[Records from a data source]
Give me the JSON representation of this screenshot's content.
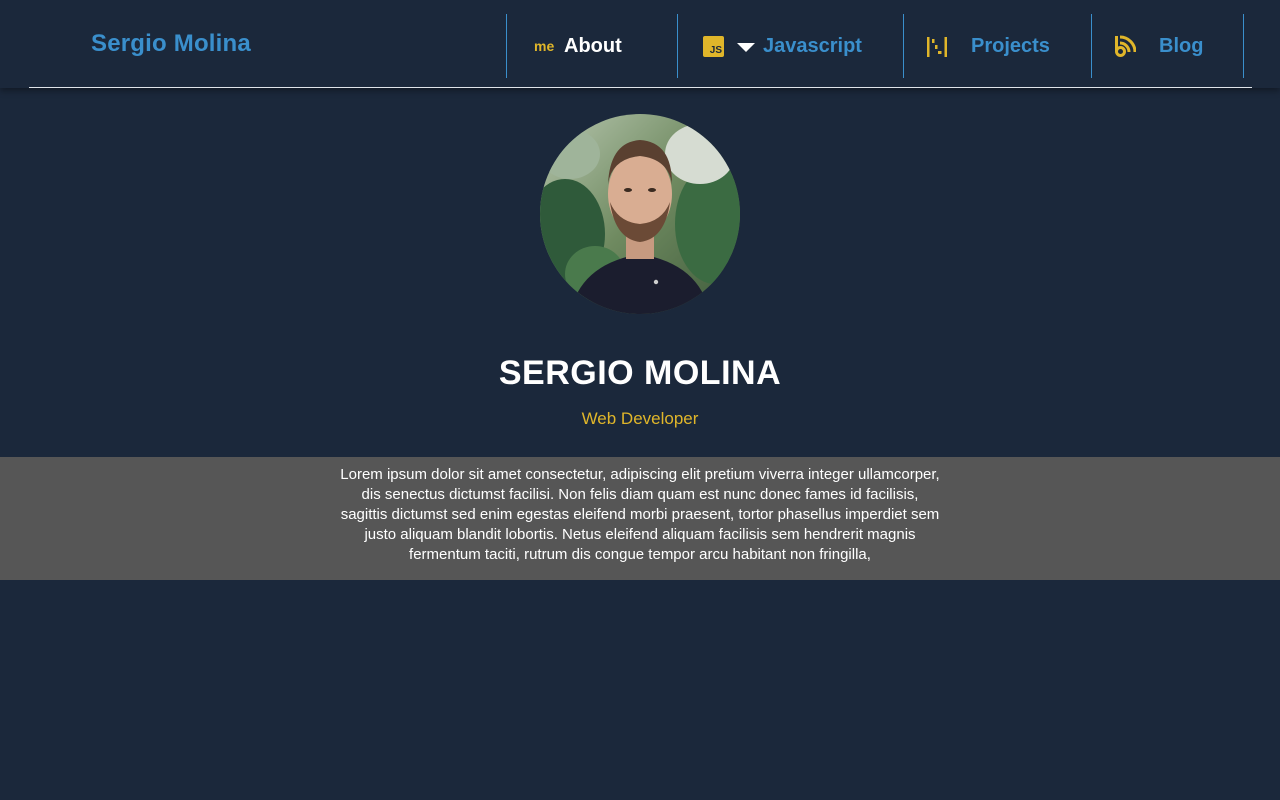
{
  "header": {
    "brand": "Sergio Molina",
    "nav": [
      {
        "icon": "me",
        "label": "About",
        "active": true
      },
      {
        "icon": "js-logo-icon",
        "icon_text": "JS",
        "label": "Javascript",
        "has_dropdown": true
      },
      {
        "icon": "projects-icon",
        "label": "Projects"
      },
      {
        "icon": "rss-icon",
        "label": "Blog"
      }
    ]
  },
  "profile": {
    "name": "SERGIO MOLINA",
    "role": "Web Developer",
    "avatar": "profile-photo"
  },
  "bio": {
    "text": "Lorem ipsum dolor sit amet consectetur, adipiscing elit pretium viverra integer ullamcorper, dis senectus dictumst facilisi. Non felis diam quam est nunc donec fames id facilisis, sagittis dictumst sed enim egestas eleifend morbi praesent, tortor phasellus imperdiet sem justo aliquam blandit lobortis. Netus eleifend aliquam facilisis sem hendrerit magnis fermentum taciti, rutrum dis congue tempor arcu habitant non fringilla,"
  },
  "colors": {
    "background": "#1b283b",
    "link": "#3a8fcc",
    "accent": "#e0b62a",
    "band": "#565656"
  }
}
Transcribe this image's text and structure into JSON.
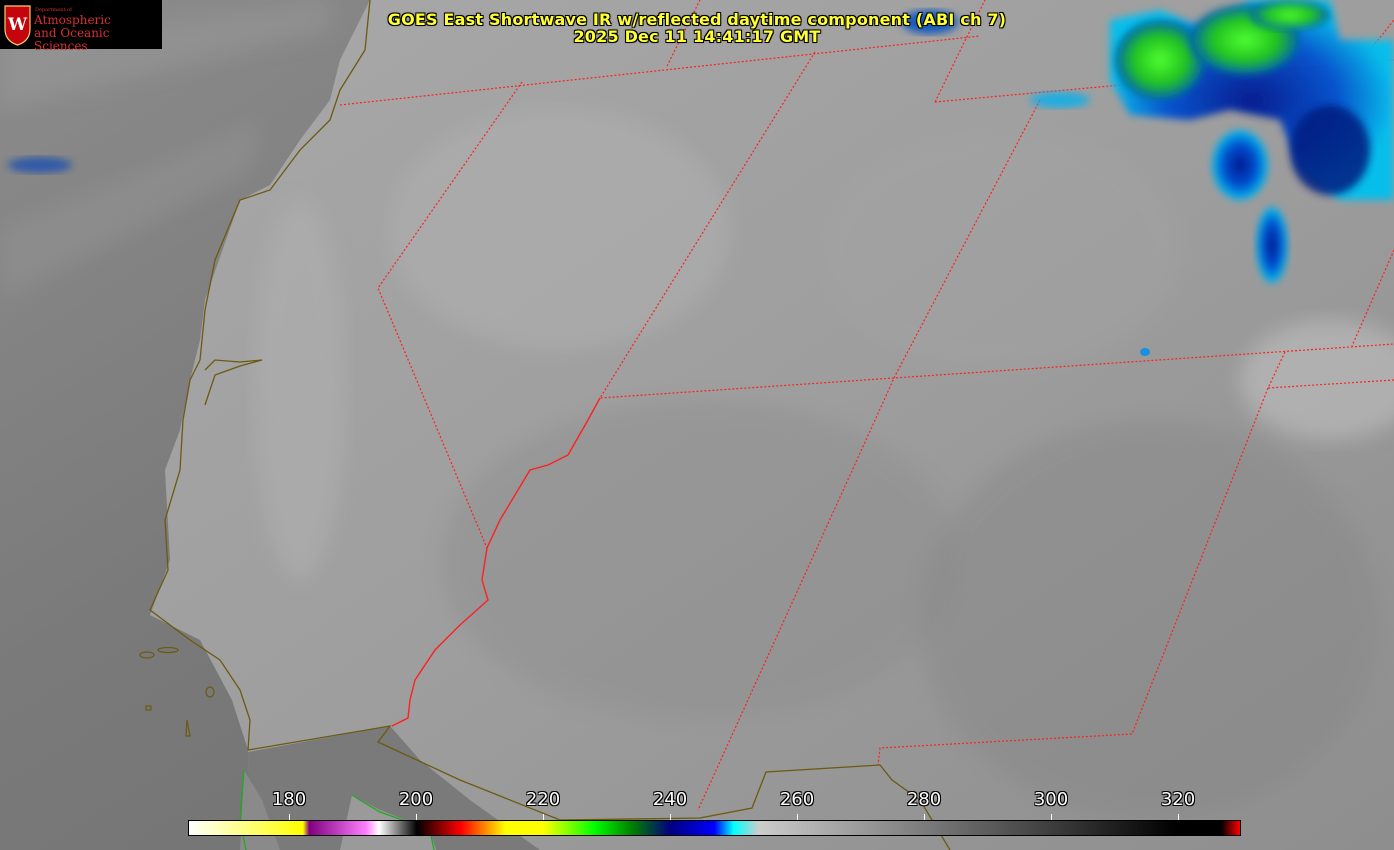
{
  "title": {
    "line1": "GOES East Shortwave IR w/reflected daytime component (ABI ch 7)",
    "line2": "2025 Dec 11 14:41:17 GMT"
  },
  "logo": {
    "department": "Department of",
    "line1": "Atmospheric",
    "line2": "and Oceanic Sciences",
    "seal_letter": "W"
  },
  "colorbar": {
    "min": 164,
    "max": 330,
    "ticks": [
      {
        "value": 180,
        "label": "180"
      },
      {
        "value": 200,
        "label": "200"
      },
      {
        "value": 220,
        "label": "220"
      },
      {
        "value": 240,
        "label": "240"
      },
      {
        "value": 260,
        "label": "260"
      },
      {
        "value": 280,
        "label": "280"
      },
      {
        "value": 300,
        "label": "300"
      },
      {
        "value": 320,
        "label": "320"
      }
    ],
    "stops": [
      {
        "value": 164,
        "color": "#ffffff"
      },
      {
        "value": 182,
        "color": "#ffff00"
      },
      {
        "value": 183,
        "color": "#800080"
      },
      {
        "value": 192,
        "color": "#ff80ff"
      },
      {
        "value": 194,
        "color": "#ffffff"
      },
      {
        "value": 200,
        "color": "#000000"
      },
      {
        "value": 207,
        "color": "#ff0000"
      },
      {
        "value": 214,
        "color": "#ffff00"
      },
      {
        "value": 220,
        "color": "#ffff00"
      },
      {
        "value": 228,
        "color": "#00ff00"
      },
      {
        "value": 234,
        "color": "#008000"
      },
      {
        "value": 240,
        "color": "#000080"
      },
      {
        "value": 247,
        "color": "#0000ff"
      },
      {
        "value": 250,
        "color": "#00ffff"
      },
      {
        "value": 254,
        "color": "#cccccc"
      },
      {
        "value": 320,
        "color": "#000000"
      },
      {
        "value": 327,
        "color": "#000000"
      },
      {
        "value": 330,
        "color": "#ff0000"
      }
    ]
  },
  "colors": {
    "state_border": "#ff2020",
    "coastline": "#6b5a10",
    "title": "#ffff33",
    "logo_text": "#d83030"
  }
}
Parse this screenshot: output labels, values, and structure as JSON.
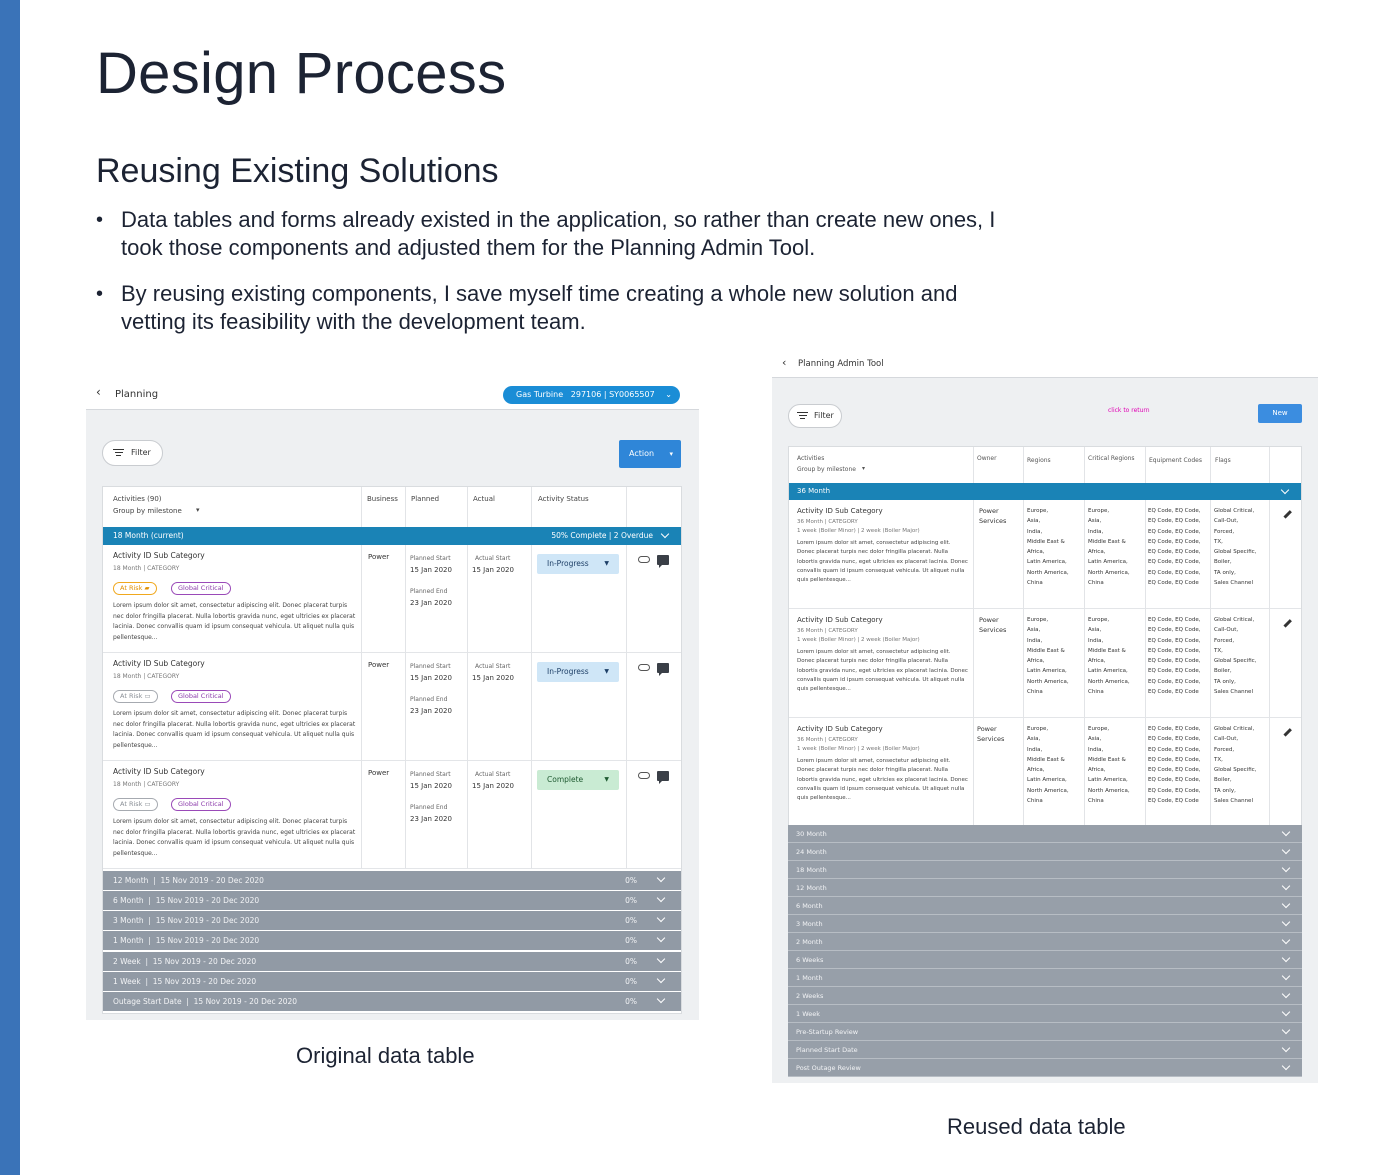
{
  "slide": {
    "title": "Design Process",
    "subtitle": "Reusing Existing Solutions",
    "bullets": [
      "Data tables and forms already existed in the application, so rather than create new ones, I took those components and adjusted them for the Planning Admin Tool.",
      "By reusing existing components, I save myself time creating a whole new solution and vetting its feasibility with the development team."
    ],
    "caption_original": "Original data table",
    "caption_reused": "Reused data table",
    "accent_color": "#3a73b8"
  },
  "original": {
    "back_icon": "chevron-left-icon",
    "back_glyph": "‹",
    "title": "Planning",
    "asset_pill": "Gas Turbine   297106 | SY0065507",
    "chevron_glyph": "⌄",
    "filter_label": "Filter",
    "action_label": "Action",
    "caret_glyph": "▾",
    "headers": {
      "activities": "Activities (90)",
      "group_by": "Group by milestone",
      "business": "Business",
      "planned": "Planned",
      "actual": "Actual",
      "status": "Activity Status"
    },
    "current_group": {
      "label": "18 Month (current)",
      "status": "50% Complete | 2 Overdue"
    },
    "rows": [
      {
        "name": "Activity ID Sub Category",
        "sub": "18 Month | CATEGORY",
        "risk": "At Risk",
        "critical": "Global Critical",
        "desc": "Lorem ipsum dolor sit amet, consectetur adipiscing elit. Donec placerat turpis nec dolor fringilla placerat. Nulla lobortis gravida nunc, eget ultricies ex placerat lacinia. Donec convallis quam id ipsum consequat vehicula. Ut aliquet nulla quis pellentesque...",
        "business": "Power",
        "planned_start_label": "Planned Start",
        "planned_start": "15 Jan 2020",
        "planned_end_label": "Planned End",
        "planned_end": "23 Jan 2020",
        "actual_start_label": "Actual Start",
        "actual_start": "15 Jan 2020",
        "status": "In-Progress"
      },
      {
        "name": "Activity ID Sub Category",
        "sub": "18 Month | CATEGORY",
        "risk": "At Risk",
        "critical": "Global Critical",
        "desc": "Lorem ipsum dolor sit amet, consectetur adipiscing elit. Donec placerat turpis nec dolor fringilla placerat. Nulla lobortis gravida nunc, eget ultricies ex placerat lacinia. Donec convallis quam id ipsum consequat vehicula. Ut aliquet nulla quis pellentesque...",
        "business": "Power",
        "planned_start_label": "Planned Start",
        "planned_start": "15 Jan 2020",
        "planned_end_label": "Planned End",
        "planned_end": "23 Jan 2020",
        "actual_start_label": "Actual Start",
        "actual_start": "15 Jan 2020",
        "status": "In-Progress"
      },
      {
        "name": "Activity ID Sub Category",
        "sub": "18 Month | CATEGORY",
        "risk": "At Risk",
        "critical": "Global Critical",
        "desc": "Lorem ipsum dolor sit amet, consectetur adipiscing elit. Donec placerat turpis nec dolor fringilla placerat. Nulla lobortis gravida nunc, eget ultricies ex placerat lacinia. Donec convallis quam id ipsum consequat vehicula. Ut aliquet nulla quis pellentesque...",
        "business": "Power",
        "planned_start_label": "Planned Start",
        "planned_start": "15 Jan 2020",
        "planned_end_label": "Planned End",
        "planned_end": "23 Jan 2020",
        "actual_start_label": "Actual Start",
        "actual_start": "15 Jan 2020",
        "status": "Complete"
      }
    ],
    "collapsed_groups": [
      {
        "label": "12 Month  |  15 Nov 2019 - 20 Dec 2020",
        "pct": "0%"
      },
      {
        "label": "6 Month  |  15 Nov 2019 - 20 Dec 2020",
        "pct": "0%"
      },
      {
        "label": "3 Month  |  15 Nov 2019 - 20 Dec 2020",
        "pct": "0%"
      },
      {
        "label": "1 Month  |  15 Nov 2019 - 20 Dec 2020",
        "pct": "0%"
      },
      {
        "label": "2 Week  |  15 Nov 2019 - 20 Dec 2020",
        "pct": "0%"
      },
      {
        "label": "1 Week  |  15 Nov 2019 - 20 Dec 2020",
        "pct": "0%"
      },
      {
        "label": "Outage Start Date  |  15 Nov 2019 - 20 Dec 2020",
        "pct": "0%"
      }
    ]
  },
  "reused": {
    "title": "Planning Admin Tool",
    "filter_label": "Filter",
    "click_return": "click to return",
    "new_label": "New",
    "headers": {
      "activities": "Activities",
      "group_by": "Group by milestone",
      "owner": "Owner",
      "regions": "Regions",
      "critical_regions": "Critical Regions",
      "equipment_codes": "Equipment Codes",
      "flags": "Flags"
    },
    "current_group": "36 Month",
    "rows": [
      {
        "name": "Activity ID Sub Category",
        "sub": "36 Month | CATEGORY",
        "sub2": "1 week (Boiler Minor) | 2 week (Boiler Major)",
        "desc": "Lorem ipsum dolor sit amet, consectetur adipiscing elit. Donec placerat turpis nec dolor fringilla placerat. Nulla lobortis gravida nunc, eget ultricies ex placerat lacinia. Donec convallis quam id ipsum consequat vehicula. Ut aliquet nulla quis pellentesque...",
        "owner": [
          "Power",
          "Services"
        ],
        "regions": [
          "Europe,",
          "Asia,",
          "India,",
          "Middle East &",
          "Africa,",
          "Latin America,",
          "North America,",
          "China"
        ],
        "critical_regions": [
          "Europe,",
          "Asia,",
          "India,",
          "Middle East &",
          "Africa,",
          "Latin America,",
          "North America,",
          "China"
        ],
        "equipment_codes": [
          "EQ Code, EQ Code,",
          "EQ Code, EQ Code,",
          "EQ Code, EQ Code,",
          "EQ Code, EQ Code,",
          "EQ Code, EQ Code,",
          "EQ Code, EQ Code,",
          "EQ Code, EQ Code,",
          "EQ Code, EQ Code"
        ],
        "flags": [
          "Global Critical,",
          "Call-Out,",
          "Forced,",
          "TX,",
          "Global Specific,",
          "Boiler,",
          "TA only,",
          "Sales Channel"
        ]
      },
      {
        "name": "Activity ID Sub Category",
        "sub": "36 Month | CATEGORY",
        "sub2": "1 week (Boiler Minor) | 2 week (Boiler Major)",
        "desc": "Lorem ipsum dolor sit amet, consectetur adipiscing elit. Donec placerat turpis nec dolor fringilla placerat. Nulla lobortis gravida nunc, eget ultricies ex placerat lacinia. Donec convallis quam id ipsum consequat vehicula. Ut aliquet nulla quis pellentesque...",
        "owner": [
          "Power",
          "Services"
        ],
        "regions": [
          "Europe,",
          "Asia,",
          "India,",
          "Middle East &",
          "Africa,",
          "Latin America,",
          "North America,",
          "China"
        ],
        "critical_regions": [
          "Europe,",
          "Asia,",
          "India,",
          "Middle East &",
          "Africa,",
          "Latin America,",
          "North America,",
          "China"
        ],
        "equipment_codes": [
          "EQ Code, EQ Code,",
          "EQ Code, EQ Code,",
          "EQ Code, EQ Code,",
          "EQ Code, EQ Code,",
          "EQ Code, EQ Code,",
          "EQ Code, EQ Code,",
          "EQ Code, EQ Code,",
          "EQ Code, EQ Code"
        ],
        "flags": [
          "Global Critical,",
          "Call-Out,",
          "Forced,",
          "TX,",
          "Global Specific,",
          "Boiler,",
          "TA only,",
          "Sales Channel"
        ]
      },
      {
        "name": "Activity ID Sub Category",
        "sub": "36 Month | CATEGORY",
        "sub2": "1 week (Boiler Minor) | 2 week (Boiler Major)",
        "desc": "Lorem ipsum dolor sit amet, consectetur adipiscing elit. Donec placerat turpis nec dolor fringilla placerat. Nulla lobortis gravida nunc, eget ultricies ex placerat lacinia. Donec convallis quam id ipsum consequat vehicula. Ut aliquet nulla quis pellentesque...",
        "owner": [
          "Power",
          "Services"
        ],
        "regions": [
          "Europe,",
          "Asia,",
          "India,",
          "Middle East &",
          "Africa,",
          "Latin America,",
          "North America,",
          "China"
        ],
        "critical_regions": [
          "Europe,",
          "Asia,",
          "India,",
          "Middle East &",
          "Africa,",
          "Latin America,",
          "North America,",
          "China"
        ],
        "equipment_codes": [
          "EQ Code, EQ Code,",
          "EQ Code, EQ Code,",
          "EQ Code, EQ Code,",
          "EQ Code, EQ Code,",
          "EQ Code, EQ Code,",
          "EQ Code, EQ Code,",
          "EQ Code, EQ Code,",
          "EQ Code, EQ Code"
        ],
        "flags": [
          "Global Critical,",
          "Call-Out,",
          "Forced,",
          "TX,",
          "Global Specific,",
          "Boiler,",
          "TA only,",
          "Sales Channel"
        ]
      }
    ],
    "collapsed_groups": [
      "30 Month",
      "24 Month",
      "18 Month",
      "12 Month",
      "6 Month",
      "3 Month",
      "2 Month",
      "6 Weeks",
      "1 Month",
      "2 Weeks",
      "1 Week",
      "Pre-Startup Review",
      "Planned Start Date",
      "Post Outage Review"
    ]
  }
}
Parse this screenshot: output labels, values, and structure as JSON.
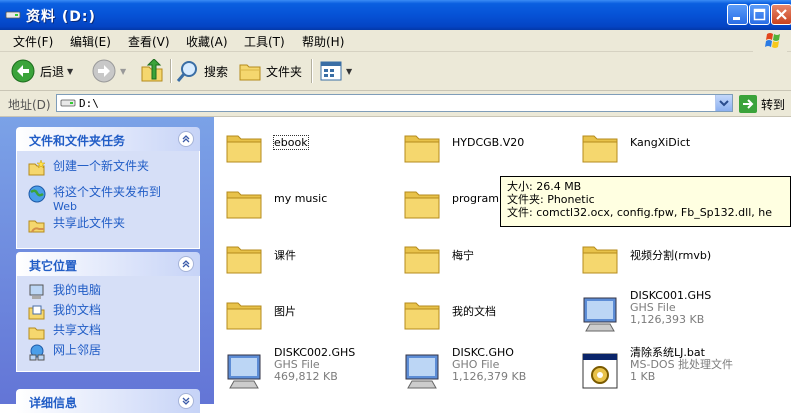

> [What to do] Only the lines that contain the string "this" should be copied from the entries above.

> [The answer]
Give me the JSON representation of this screenshot's content.
Transcribe this image's text and structure into JSON.
Parse this screenshot: output labels, values, and structure as JSON.
Parse this screenshot: output labels, values, and structure as JSON.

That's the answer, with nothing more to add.